TALES OF THE SOUTHERN BORDER. Philadelphia: Lippincott, Grambo & Co., 1853. 12mo, pp. [1-3] 4-5 [6-8] 9-400, eight inserted plates, one illustration engraved on wood in the text, original decorated brown cloth, front and rear panels stamped in blind, spine panel stamped in gold. First cloth edition, preceded by an 1852 edition in parts. Includes "Jack Long; or, the Shot in the Eye," Webber's famous frontier story published separately at least twice as a paperbound pamphlet in the 1840s. "Frontier Gothic is the very stuff of this western thriller. Whether the revenge that the sharp-shooting hunter, Jack Long, takes on ten men who brutally whip him almost to death in front of his wife and children is supernatural revenge is a matter left to the reader." - Frank.
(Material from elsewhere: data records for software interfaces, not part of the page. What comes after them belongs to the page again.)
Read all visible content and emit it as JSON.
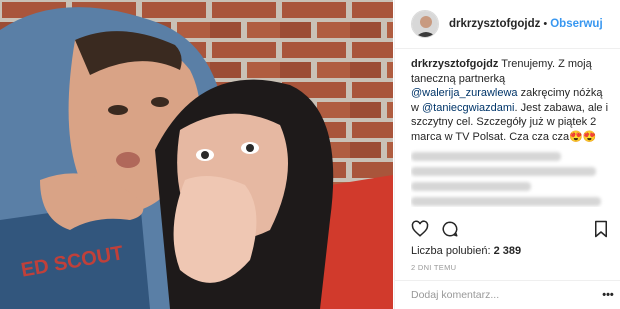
{
  "post": {
    "username": "drkrzysztofgojdz",
    "follow_label": "Obserwuj",
    "separator": "•",
    "caption": {
      "username": "drkrzysztofgojdz",
      "parts": [
        {
          "text": " Trenujemy. Z moją taneczną partnerką ",
          "mention": false
        },
        {
          "text": "@walerija_zurawlewa",
          "mention": true
        },
        {
          "text": " zakręcimy nóżką w ",
          "mention": false
        },
        {
          "text": "@taniecgwiazdami",
          "mention": true
        },
        {
          "text": ". Jest zabawa, ale i szczytny cel. Szczegóły już w piątek 2 marca w TV Polsat. Cza cza cza😍😍",
          "mention": false
        }
      ]
    },
    "likes_label": "Liczba polubień:",
    "likes_count": "2 389",
    "date": "2 DNI TEMU",
    "comment_placeholder": "Dodaj komentarz...",
    "more_label": "•••"
  },
  "icons": {
    "like": "heart-icon",
    "comment": "comment-icon",
    "save": "bookmark-icon",
    "more": "more-options-icon"
  },
  "colors": {
    "follow": "#3897f0",
    "mention": "#003569",
    "muted": "#999999",
    "border": "#efefef"
  }
}
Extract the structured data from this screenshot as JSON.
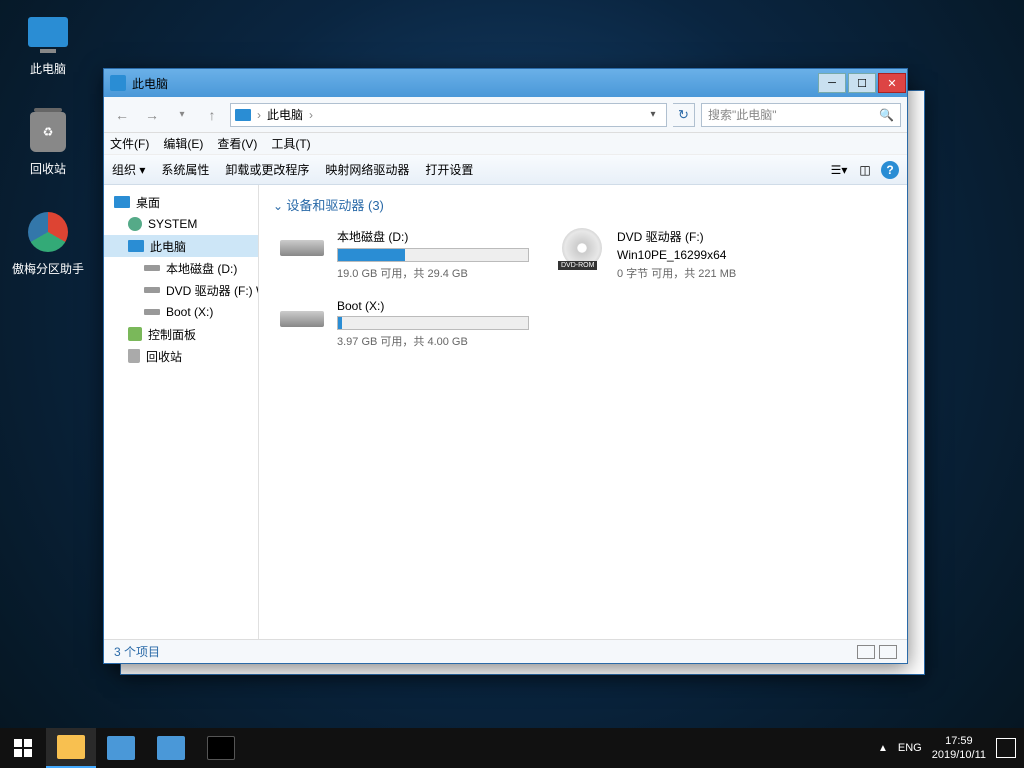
{
  "desktop_icons": {
    "this_pc": "此电脑",
    "recycle_bin": "回收站",
    "aomei": "傲梅分区助手"
  },
  "window": {
    "title": "此电脑",
    "nav": {
      "back": "←",
      "forward": "→",
      "up": "↑",
      "address_label": "此电脑",
      "address_sep": "›",
      "search_placeholder": "搜索\"此电脑\""
    },
    "menu": {
      "file": "文件(F)",
      "edit": "编辑(E)",
      "view": "查看(V)",
      "tools": "工具(T)"
    },
    "toolbar": {
      "organize": "组织 ▾",
      "sys_props": "系统属性",
      "uninstall": "卸载或更改程序",
      "map_drive": "映射网络驱动器",
      "open_settings": "打开设置"
    },
    "tree": {
      "desktop": "桌面",
      "system_user": "SYSTEM",
      "this_pc": "此电脑",
      "local_disk_d": "本地磁盘 (D:)",
      "dvd_f": "DVD 驱动器 (F:) W",
      "boot_x": "Boot (X:)",
      "control_panel": "控制面板",
      "recycle_bin": "回收站"
    },
    "content": {
      "group_header": "设备和驱动器 (3)",
      "drives": [
        {
          "name": "本地磁盘 (D:)",
          "text": "19.0 GB 可用，共 29.4 GB",
          "fill_pct": 35,
          "type": "hdd"
        },
        {
          "name": "DVD 驱动器 (F:)",
          "sub": "Win10PE_16299x64",
          "text": "0 字节 可用，共 221 MB",
          "type": "dvd"
        },
        {
          "name": "Boot (X:)",
          "text": "3.97 GB 可用，共 4.00 GB",
          "fill_pct": 2,
          "type": "hdd"
        }
      ]
    },
    "status": {
      "text": "3 个项目"
    }
  },
  "taskbar": {
    "lang": "ENG",
    "time": "17:59",
    "date": "2019/10/11"
  }
}
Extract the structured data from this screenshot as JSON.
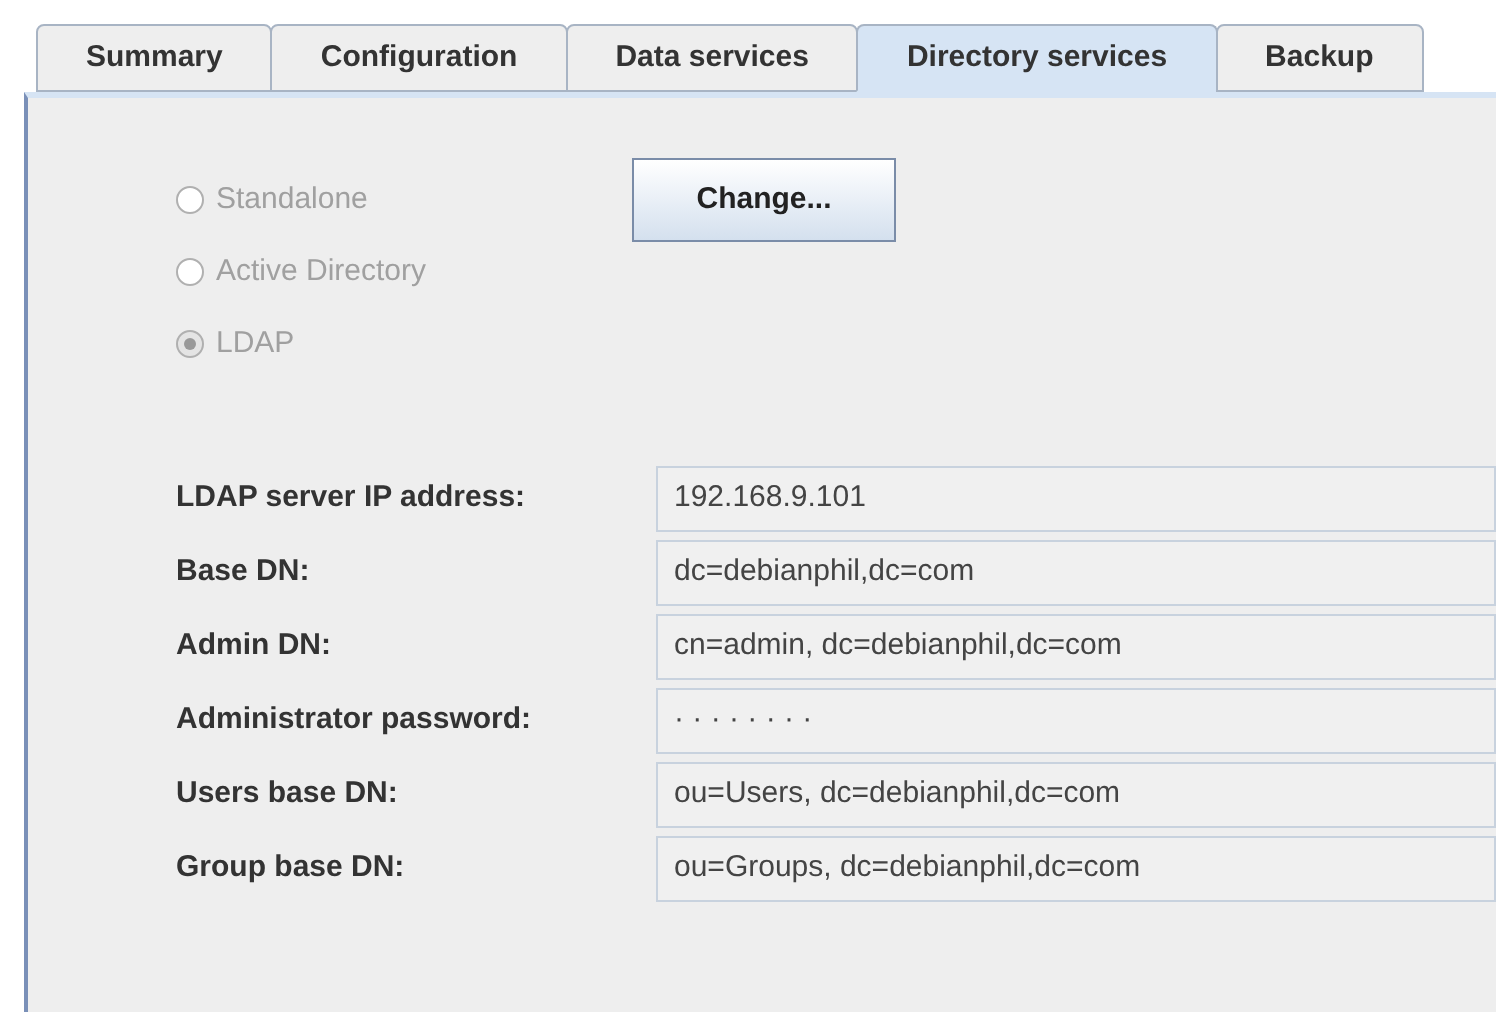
{
  "tabs": [
    {
      "label": "Summary",
      "selected": false
    },
    {
      "label": "Configuration",
      "selected": false
    },
    {
      "label": "Data services",
      "selected": false
    },
    {
      "label": "Directory services",
      "selected": true
    },
    {
      "label": "Backup",
      "selected": false
    }
  ],
  "directory_type": [
    {
      "label": "Standalone",
      "selected": false,
      "disabled": true
    },
    {
      "label": "Active Directory",
      "selected": false,
      "disabled": true
    },
    {
      "label": "LDAP",
      "selected": true,
      "disabled": true
    }
  ],
  "change_button": "Change...",
  "fields": [
    {
      "label": "LDAP server IP address:",
      "value": "192.168.9.101"
    },
    {
      "label": "Base DN:",
      "value": "dc=debianphil,dc=com"
    },
    {
      "label": "Admin DN:",
      "value": "cn=admin, dc=debianphil,dc=com"
    },
    {
      "label": "Administrator password:",
      "value": "· · · · · · · ·"
    },
    {
      "label": "Users base DN:",
      "value": "ou=Users, dc=debianphil,dc=com"
    },
    {
      "label": "Group base DN:",
      "value": "ou=Groups, dc=debianphil,dc=com"
    }
  ]
}
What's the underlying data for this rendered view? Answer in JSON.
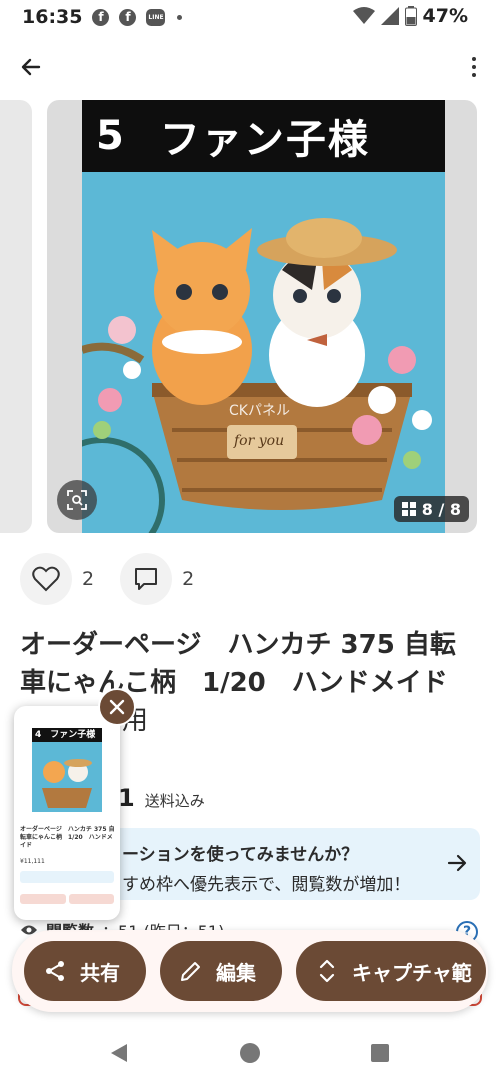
{
  "status_bar": {
    "time": "16:35",
    "battery": "47%",
    "notification_icons": [
      "facebook-icon",
      "facebook-icon",
      "line-icon"
    ],
    "line_label": "LINE"
  },
  "carousel": {
    "banner_number": "5",
    "banner_text": "ファン子様",
    "watermark": "CKパネル",
    "sign_text": "for you",
    "counter": "8 / 8",
    "prev_counter": "8"
  },
  "reactions": {
    "likes": "2",
    "comments": "2"
  },
  "product": {
    "title_line1": "オーダーページ　ハンカチ 375 自転",
    "title_line2": "車にゃんこ柄　1/20　ハンドメイド",
    "title_line3": "用",
    "price_fragment": "1",
    "shipping": "送料込み"
  },
  "promo": {
    "line1": "ーションを使ってみませんか？",
    "line2": "すめ枠へ優先表示で、閲覧数が増加！"
  },
  "views": {
    "label": "閲覧数",
    "value": "：51 (昨日：51)"
  },
  "actions": {
    "share": "共有",
    "edit": "編集",
    "capture": "キャプチャ範"
  },
  "thumbnail": {
    "banner": "4　ファン子様",
    "title": "オーダーページ　ハンカチ 375 自転車にゃんこ柄　1/20　ハンドメイド",
    "price": "¥11,111"
  },
  "colors": {
    "accent_brown": "#6b4a35",
    "promo_bg": "#e6f3fb",
    "photo_sky": "#5cb8d6"
  }
}
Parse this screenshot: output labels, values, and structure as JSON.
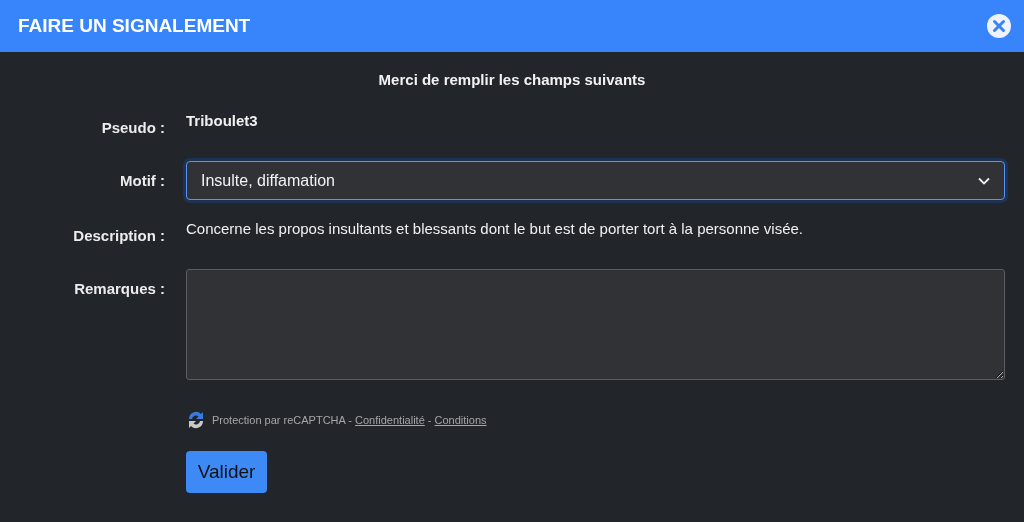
{
  "dialog": {
    "title": "FAIRE UN SIGNALEMENT"
  },
  "intro": "Merci de remplir les champs suivants",
  "fields": [
    {
      "kind": "text",
      "label": "Pseudo :",
      "value": "Triboulet3",
      "bold": true
    },
    {
      "kind": "select",
      "label": "Motif :",
      "value": "Insulte, diffamation",
      "focused": true
    },
    {
      "kind": "text",
      "label": "Description :",
      "value": "Concerne les propos insultants et blessants dont le but est de porter tort à la personne visée.",
      "bold": false
    },
    {
      "kind": "textarea",
      "label": "Remarques :"
    }
  ],
  "recaptcha": {
    "prefix": "Protection par reCAPTCHA",
    "separator": "-",
    "links": [
      "Confidentialité",
      "Conditions"
    ]
  },
  "submit": "Valider"
}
Webber's gruesome tale of frontier justice is echoed in a popular modern Western allegory, Clint Eastwood's 1973 film, High Plains Drifter. "Webber's stories, though crude, are spirited and picturesque. They have, moreover, the advantage of an entirely new scene of action. Though the school of 'Wild West' fiction later established by Alfred Henry Lewis owed little or nothing to him, he was its true pioneer." - Fullerton, p. 289. See DAB for a sketch of the action-packed life and career of this American adventurer, western explorer, and man of letters who "excelled in descriptions of wild border life." Charles Wilkins Webber, born in 1819 in Russellville, Kentucky, "joined the filibustering party commanded by the military adventurer, William Walker, and, according to all accounts, was killed at Nicaragua in the battle of Rivas on 11 April 1856." - DAB. Barron, ed., Fantasy and Horror (1999) 1-151. Frank, Through the Pale Door: A Guide To and Through the American Gothic 484. Wright (II) 2672. Howes W199. Cloth worn at edges, professionally rebacked, new endpapers, foxing throughout the text (as is usually the case), a sound, good copy. (#157192).
No statement of printing.